Evacuation plans are only as effective as the people charged to carry them out, according to Carl Aylen, Ph.D., and David A. Cole, Ph.D., principals and directors of The Cambridge Don, a Chicago-based research think tank and consultancy.
The researchers find that the way both building occupants and emergency response teams behave in a crisis is the principle factor determining the success or failure of an evacuation, according to a recent report in the National Safety Council's Injury Insights titled "The Implications of Behavioral Factors for Effective Building Evacuation Plans and Procedures."
Because most emergency planning ignores behavioral factors, there must be a rigorous assessment when selecting the people charged to carry out evacuation plans, according to the researchers. Only sophisticated assessment instruments, designed specifically for the purpose, can yield reliable predictions of behavior in a crisis, say the researchers.

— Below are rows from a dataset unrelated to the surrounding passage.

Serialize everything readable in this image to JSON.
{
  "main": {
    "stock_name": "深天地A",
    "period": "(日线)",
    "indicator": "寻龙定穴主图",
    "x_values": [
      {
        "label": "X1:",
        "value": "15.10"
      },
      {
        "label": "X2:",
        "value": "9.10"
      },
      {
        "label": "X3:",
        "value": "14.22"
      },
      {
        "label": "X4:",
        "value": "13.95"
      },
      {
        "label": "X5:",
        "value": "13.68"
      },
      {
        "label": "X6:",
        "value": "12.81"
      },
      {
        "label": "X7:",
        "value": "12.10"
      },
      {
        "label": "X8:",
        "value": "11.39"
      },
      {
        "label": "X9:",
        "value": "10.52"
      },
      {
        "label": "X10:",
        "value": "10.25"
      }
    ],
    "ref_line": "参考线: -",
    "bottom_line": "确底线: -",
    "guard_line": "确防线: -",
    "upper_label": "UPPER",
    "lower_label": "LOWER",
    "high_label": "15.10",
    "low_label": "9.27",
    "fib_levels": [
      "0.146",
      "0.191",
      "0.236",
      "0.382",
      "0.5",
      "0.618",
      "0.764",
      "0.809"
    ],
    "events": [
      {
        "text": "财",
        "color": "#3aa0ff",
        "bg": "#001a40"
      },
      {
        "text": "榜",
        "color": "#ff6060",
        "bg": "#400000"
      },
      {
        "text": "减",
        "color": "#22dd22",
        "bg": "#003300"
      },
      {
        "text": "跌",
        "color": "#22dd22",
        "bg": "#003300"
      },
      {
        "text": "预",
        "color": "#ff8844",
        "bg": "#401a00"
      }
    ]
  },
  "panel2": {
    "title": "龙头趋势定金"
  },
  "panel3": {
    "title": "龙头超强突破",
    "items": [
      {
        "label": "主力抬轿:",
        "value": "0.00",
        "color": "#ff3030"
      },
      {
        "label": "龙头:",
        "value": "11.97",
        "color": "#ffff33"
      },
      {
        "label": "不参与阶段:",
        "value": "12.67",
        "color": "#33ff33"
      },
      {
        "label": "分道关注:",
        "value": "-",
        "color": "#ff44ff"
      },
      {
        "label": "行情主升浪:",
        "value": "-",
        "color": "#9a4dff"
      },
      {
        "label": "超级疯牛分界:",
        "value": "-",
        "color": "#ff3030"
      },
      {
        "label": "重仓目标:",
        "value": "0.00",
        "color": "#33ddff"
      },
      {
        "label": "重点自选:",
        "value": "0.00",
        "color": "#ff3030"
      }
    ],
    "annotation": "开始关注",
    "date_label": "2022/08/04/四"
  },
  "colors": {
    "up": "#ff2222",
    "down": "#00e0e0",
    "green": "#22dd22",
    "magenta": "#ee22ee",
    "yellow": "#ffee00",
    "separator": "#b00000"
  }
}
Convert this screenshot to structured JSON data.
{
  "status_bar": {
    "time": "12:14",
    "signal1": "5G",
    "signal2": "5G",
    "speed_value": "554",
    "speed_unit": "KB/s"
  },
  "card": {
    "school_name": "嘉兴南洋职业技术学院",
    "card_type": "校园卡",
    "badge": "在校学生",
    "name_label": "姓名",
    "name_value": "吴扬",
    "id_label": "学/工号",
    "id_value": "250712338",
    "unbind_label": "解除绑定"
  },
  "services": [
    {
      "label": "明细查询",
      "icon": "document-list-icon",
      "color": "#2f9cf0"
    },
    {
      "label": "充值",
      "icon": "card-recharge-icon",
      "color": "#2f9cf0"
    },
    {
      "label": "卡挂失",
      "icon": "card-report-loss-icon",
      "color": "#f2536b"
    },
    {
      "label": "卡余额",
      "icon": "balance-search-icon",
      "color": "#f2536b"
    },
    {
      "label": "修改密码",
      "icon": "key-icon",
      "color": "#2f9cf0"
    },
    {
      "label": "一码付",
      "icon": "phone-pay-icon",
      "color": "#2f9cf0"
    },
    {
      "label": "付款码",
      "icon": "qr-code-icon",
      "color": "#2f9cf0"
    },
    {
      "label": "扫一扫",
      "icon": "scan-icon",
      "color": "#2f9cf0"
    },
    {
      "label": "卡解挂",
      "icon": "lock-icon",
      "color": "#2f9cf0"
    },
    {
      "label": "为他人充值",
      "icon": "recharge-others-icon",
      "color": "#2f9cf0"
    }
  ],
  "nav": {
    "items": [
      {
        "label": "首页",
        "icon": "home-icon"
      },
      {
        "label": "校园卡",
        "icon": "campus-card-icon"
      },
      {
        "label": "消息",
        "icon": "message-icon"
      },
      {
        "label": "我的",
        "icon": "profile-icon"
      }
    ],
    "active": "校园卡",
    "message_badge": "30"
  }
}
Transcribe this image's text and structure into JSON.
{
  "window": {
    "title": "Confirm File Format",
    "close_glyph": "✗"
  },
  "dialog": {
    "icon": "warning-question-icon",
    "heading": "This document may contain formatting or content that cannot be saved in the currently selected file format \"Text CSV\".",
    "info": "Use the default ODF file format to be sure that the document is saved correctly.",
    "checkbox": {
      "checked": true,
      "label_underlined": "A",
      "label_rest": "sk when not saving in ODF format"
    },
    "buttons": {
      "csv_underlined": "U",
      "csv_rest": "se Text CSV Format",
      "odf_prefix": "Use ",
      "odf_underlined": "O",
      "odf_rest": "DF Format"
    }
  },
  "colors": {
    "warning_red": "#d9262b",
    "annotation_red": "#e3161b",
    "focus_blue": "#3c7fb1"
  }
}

Everyone in the building community should share in the decision-making authority and planning of hazard identification and evacuation response. This collaborative evacuation model, say the authors, ensures that building communities will be collectively alert and resilient in the face of unexpected crises.